-- Provided material --
----------------

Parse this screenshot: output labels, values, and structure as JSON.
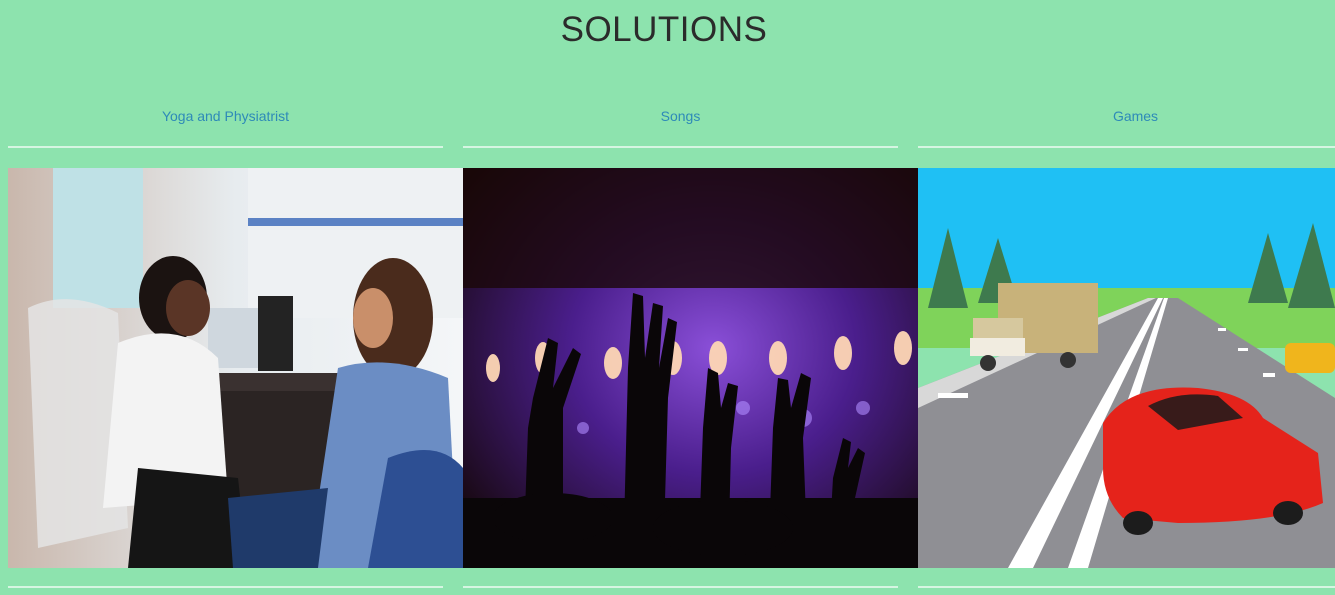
{
  "page": {
    "title": "SOLUTIONS"
  },
  "columns": [
    {
      "label": "Yoga and Physiatrist",
      "image": "counseling-session-photo"
    },
    {
      "label": "Songs",
      "image": "concert-crowd-photo"
    },
    {
      "label": "Games",
      "image": "racing-game-screenshot"
    }
  ],
  "colors": {
    "background": "#8de3ae",
    "link": "#2e8ab8",
    "title": "#2b2b2b"
  }
}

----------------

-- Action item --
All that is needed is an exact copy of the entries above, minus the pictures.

-- Exercise answer --
Parse this screenshot: output labels, values, and structure as JSON.
{
  "page": {
    "title": "SOLUTIONS"
  },
  "columns": [
    {
      "label": "Yoga and Physiatrist",
      "image": "counseling-session-photo"
    },
    {
      "label": "Songs",
      "image": "concert-crowd-photo"
    },
    {
      "label": "Games",
      "image": "racing-game-screenshot"
    }
  ],
  "colors": {
    "background": "#8de3ae",
    "link": "#2e8ab8",
    "title": "#2b2b2b"
  }
}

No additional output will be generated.